What indeed has Athens to do with Jerusalem? What has the Academy to do with the Church? What have heretics to do with Christians? Our instruction comes from the porch of Solomon, who had himself taught that the Lord should be sought in simplicity of heart. Away with all attempts to produce a Stoic, Platonic, and dialectic Christianity! We want no curious disputation after possessing Christ Jesus, no inquisition after receiving the gospel! When we believe, we desire no further belief. For this is our first article of faith, that there is nothing which we ought to believe besides.

—Tertullian, De praescriptione haereticorum, courtesy of this site.

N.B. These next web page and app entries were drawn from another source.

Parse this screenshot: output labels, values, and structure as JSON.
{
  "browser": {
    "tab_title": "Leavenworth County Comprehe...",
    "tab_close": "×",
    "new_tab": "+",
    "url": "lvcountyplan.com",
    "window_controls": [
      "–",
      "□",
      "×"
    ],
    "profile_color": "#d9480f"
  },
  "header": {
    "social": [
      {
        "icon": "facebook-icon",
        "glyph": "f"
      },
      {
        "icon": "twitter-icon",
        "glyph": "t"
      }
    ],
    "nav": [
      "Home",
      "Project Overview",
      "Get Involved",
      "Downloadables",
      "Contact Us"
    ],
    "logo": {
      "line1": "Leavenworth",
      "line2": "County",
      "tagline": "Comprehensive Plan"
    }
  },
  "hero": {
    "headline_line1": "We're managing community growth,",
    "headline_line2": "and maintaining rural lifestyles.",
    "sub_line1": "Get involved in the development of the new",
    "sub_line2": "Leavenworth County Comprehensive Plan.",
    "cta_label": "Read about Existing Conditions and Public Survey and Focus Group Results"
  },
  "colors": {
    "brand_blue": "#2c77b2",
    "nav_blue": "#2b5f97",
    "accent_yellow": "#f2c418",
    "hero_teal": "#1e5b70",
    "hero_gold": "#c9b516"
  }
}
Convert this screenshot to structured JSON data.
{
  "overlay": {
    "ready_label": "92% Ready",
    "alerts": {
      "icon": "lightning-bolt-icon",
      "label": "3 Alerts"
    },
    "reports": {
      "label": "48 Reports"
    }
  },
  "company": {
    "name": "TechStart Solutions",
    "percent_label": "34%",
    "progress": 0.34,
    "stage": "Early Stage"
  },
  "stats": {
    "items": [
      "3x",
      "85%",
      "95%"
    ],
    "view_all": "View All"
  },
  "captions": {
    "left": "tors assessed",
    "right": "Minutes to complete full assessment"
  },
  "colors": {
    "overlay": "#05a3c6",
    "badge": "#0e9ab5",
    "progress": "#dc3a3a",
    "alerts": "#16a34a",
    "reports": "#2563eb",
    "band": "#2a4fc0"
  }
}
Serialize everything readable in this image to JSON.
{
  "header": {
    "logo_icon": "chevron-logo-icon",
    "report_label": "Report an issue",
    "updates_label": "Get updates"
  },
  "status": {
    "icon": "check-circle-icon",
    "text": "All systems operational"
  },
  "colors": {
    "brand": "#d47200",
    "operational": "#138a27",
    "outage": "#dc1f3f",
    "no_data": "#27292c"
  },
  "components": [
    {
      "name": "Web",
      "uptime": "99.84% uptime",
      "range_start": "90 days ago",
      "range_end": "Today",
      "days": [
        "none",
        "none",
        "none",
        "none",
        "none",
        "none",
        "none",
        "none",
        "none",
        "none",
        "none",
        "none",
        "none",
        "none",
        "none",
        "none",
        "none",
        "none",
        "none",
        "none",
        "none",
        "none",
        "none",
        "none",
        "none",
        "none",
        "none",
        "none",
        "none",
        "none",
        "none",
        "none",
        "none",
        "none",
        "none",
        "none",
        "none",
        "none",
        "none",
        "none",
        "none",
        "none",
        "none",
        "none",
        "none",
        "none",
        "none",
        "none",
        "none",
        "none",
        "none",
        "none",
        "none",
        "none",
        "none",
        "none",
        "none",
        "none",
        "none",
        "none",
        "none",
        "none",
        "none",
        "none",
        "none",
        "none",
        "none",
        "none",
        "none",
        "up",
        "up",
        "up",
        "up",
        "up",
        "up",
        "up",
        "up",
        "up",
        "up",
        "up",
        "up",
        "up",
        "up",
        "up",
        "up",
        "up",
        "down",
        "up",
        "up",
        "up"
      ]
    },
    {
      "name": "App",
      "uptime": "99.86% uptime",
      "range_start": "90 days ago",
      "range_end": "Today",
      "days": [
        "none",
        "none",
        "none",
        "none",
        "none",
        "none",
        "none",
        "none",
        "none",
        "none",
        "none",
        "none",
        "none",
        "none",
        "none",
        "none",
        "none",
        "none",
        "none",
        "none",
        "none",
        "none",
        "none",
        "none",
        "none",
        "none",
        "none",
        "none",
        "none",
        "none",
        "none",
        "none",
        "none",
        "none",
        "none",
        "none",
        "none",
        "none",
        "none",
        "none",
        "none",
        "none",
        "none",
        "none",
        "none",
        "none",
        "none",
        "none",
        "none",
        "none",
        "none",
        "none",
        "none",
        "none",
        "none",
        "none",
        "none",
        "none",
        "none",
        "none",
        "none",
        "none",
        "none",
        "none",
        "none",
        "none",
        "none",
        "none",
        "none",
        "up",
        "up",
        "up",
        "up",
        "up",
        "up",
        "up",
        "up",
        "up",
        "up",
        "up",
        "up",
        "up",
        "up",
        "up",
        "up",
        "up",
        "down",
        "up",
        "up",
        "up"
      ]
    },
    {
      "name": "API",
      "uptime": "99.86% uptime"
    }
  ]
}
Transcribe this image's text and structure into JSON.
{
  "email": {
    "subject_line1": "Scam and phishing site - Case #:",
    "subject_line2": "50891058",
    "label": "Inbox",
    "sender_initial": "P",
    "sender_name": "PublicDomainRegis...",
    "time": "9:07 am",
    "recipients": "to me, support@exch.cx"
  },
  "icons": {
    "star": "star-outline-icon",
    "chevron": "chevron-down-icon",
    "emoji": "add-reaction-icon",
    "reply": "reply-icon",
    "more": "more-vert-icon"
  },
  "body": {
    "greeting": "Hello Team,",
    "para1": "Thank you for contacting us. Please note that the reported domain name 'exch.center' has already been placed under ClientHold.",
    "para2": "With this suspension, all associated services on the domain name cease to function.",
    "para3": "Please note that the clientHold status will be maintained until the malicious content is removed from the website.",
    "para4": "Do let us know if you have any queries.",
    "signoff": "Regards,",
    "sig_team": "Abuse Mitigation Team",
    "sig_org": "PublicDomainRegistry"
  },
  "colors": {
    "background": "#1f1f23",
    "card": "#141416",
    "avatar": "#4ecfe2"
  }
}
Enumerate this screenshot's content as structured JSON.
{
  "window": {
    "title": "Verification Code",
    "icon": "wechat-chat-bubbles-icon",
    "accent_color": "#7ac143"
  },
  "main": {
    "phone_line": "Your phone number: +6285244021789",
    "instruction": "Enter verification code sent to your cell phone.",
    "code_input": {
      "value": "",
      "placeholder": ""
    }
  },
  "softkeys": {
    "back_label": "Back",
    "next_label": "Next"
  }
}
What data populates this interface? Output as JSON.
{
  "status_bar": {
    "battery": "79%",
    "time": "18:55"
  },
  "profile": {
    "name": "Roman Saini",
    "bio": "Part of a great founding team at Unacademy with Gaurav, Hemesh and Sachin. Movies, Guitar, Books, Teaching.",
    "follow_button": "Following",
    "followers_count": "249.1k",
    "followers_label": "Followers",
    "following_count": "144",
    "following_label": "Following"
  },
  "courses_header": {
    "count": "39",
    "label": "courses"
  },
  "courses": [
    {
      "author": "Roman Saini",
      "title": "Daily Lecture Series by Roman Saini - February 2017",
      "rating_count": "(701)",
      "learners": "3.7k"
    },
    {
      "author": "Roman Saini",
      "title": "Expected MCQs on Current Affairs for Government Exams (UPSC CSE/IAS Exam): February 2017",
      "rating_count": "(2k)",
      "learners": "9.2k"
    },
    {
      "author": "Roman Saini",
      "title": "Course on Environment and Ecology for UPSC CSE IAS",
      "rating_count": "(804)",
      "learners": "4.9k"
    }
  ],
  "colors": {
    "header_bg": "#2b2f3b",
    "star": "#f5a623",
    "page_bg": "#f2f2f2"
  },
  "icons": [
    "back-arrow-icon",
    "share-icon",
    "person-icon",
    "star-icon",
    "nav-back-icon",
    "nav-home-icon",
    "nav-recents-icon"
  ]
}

This post is a continuation of a sporadic this-or-that series that I started here and continued here.  It also is informed by some of my ruminations (here, here, here, and here) as I slowly re-read the complete Bible for the third time.  I took a few-month hiatus from blogging, and then on return got off into a series on the Fall.  Thus, this post is a return to the earlier series.  It is a synthesis between the cultural and Biblical posts reference above, and is more about philosophy and religious viewpoint.  In a sense, Tertullian’s classic and famous quotation above helps set the stage.

My answer to the question posed by the title is “Athens”.  The rest of this post will unpack that answer and relate it to the earlier posts.  Read the rest of this entry